- 2010 Nov 05
If you want to see a relativist sink into a sophistic seizure, ask him about the "virtues" of cruelty, rape, cheating, bigotry, or exploitation. Even the most liberally minded among us believe such things are wrong, even if they don't know why.
Take the University of Maryland professor who recently engaged a member of the Genocide Awareness Project. In a ten-minute exchange on moral ethics, the professor exhibited great difficulty with the concept of morality, including the terms of the debate: human essence, value, and rights. Nevertheless, she had no difficulty calling her interlocutor's reference to "mankind" offensive and "wrong."
On the question of abortion the professor was more measured: "I think it is actually morally impermissible to kill fetuses." She quickly added that she didn't know why it (or, for that matter, genocide or lynching) was wrong, and went on, at some length, to suggest that neither does anyone else. It is something we need to think more deeply about, was how she left it. This, from a professor of philosophy.
Help on its way
For people like the befuddled prof who haven't a clue why, for instance, the Holocaust was immoral, Sam Harris aims to help. Make no mistake: Harris is a rationalist and trenchant atheist who is highly critical of religion and religious folk. But he is also a moral realist who believes in objective moral truths -- truths, he is confident, that can be grounded in science to form a system of shared moral values.
His argument goes something like this: The natural world operates according to natural laws discoverable through science; morality is a part of the natural world; therefore, morality follows natural laws discoverable through science.

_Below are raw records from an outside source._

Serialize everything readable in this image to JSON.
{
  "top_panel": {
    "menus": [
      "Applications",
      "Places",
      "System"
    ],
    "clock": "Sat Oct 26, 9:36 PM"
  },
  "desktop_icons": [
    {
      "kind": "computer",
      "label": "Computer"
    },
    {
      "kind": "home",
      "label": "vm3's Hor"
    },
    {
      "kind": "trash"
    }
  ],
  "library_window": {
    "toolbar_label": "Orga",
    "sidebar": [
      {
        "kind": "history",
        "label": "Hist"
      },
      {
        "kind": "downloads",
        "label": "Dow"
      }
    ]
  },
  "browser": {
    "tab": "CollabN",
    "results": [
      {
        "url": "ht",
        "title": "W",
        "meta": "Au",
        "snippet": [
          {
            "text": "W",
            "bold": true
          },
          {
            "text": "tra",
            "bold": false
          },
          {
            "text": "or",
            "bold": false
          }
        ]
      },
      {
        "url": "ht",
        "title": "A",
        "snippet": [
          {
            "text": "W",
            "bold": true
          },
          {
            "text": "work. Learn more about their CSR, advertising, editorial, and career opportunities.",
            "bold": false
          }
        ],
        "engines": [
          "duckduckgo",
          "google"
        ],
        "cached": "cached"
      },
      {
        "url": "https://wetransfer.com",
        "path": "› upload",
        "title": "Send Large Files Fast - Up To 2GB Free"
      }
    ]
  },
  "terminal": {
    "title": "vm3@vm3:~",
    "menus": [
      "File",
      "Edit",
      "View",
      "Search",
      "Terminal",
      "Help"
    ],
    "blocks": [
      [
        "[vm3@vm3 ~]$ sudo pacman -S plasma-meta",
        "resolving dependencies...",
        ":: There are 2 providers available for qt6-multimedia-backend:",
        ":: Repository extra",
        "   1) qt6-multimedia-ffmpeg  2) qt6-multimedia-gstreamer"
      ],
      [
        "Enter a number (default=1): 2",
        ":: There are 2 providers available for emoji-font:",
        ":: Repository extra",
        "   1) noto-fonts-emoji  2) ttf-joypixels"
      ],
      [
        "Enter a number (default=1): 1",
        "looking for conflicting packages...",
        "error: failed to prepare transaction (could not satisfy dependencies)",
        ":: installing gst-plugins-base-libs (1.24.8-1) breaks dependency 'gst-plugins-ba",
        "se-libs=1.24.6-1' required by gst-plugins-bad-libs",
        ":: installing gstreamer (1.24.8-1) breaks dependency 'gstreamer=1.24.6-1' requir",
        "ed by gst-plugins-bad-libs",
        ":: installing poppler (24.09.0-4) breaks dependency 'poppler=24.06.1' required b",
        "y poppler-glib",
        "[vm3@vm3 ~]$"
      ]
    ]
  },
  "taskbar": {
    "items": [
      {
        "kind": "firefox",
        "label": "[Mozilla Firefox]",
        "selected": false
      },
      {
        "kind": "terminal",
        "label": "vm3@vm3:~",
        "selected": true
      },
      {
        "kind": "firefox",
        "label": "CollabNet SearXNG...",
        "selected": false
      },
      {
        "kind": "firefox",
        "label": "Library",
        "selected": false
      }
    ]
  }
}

Logically, his argument is flawless. Practically, it suffers from several serious weaknesses.
Christians would agree that morality has the features of law, in that it predicts certain outcomes from certain actions. But while the moral law is predictive, it is not deterministic like the laws of gravity or electromagnetism. If it were, mankind would be reduced to automata slavishly following its moral program.
C.S. Lewis once pointed out that the moral law is not about what humans do; it is about what they ought to do. As such, the moral law is not discernible, scientifically or otherwise, from actual human behavior.
Harris would be quick to say that morality is about behaviors that enhance human and animal flourishing, and we know, scientifically, what many of those are: the provision of proper medical care, education, sanitation, clean water.
Indeed, applied science is responsible for doubling human life expectancy over the last 150 years and for cleaner air and water than at any time since the Industrial Revolution. Then again, the early 20th century programs for eugenics, forced sterilization, and selective breeding were morally justified on scientific grounds, as are the arguments today for human cloning and embryo-destructive research.
And that brings up another weakness in Harris' argument: While science can help us toward a desired outcome, it cannot tell us what outcome we ought to desire. Science has no moral voice; it is only a tool for moral agents who assign values to things.
For example, medical technology enables us to harvest stem cells from an embryo, but it doesn't tell us whether killing a human being at the earliest stage of life is right or wrong. As to the bigger question, is it right to sacrifice the few for the well-being of the many, science can only shrug.
With no transcendent criteria, the calculus of every moral dilemma is left to the privileged class of beings deemed "persons" and whose only touchstone is the whim of their collective preferences. And that leads to a third problem with Harris' schema... Continue reading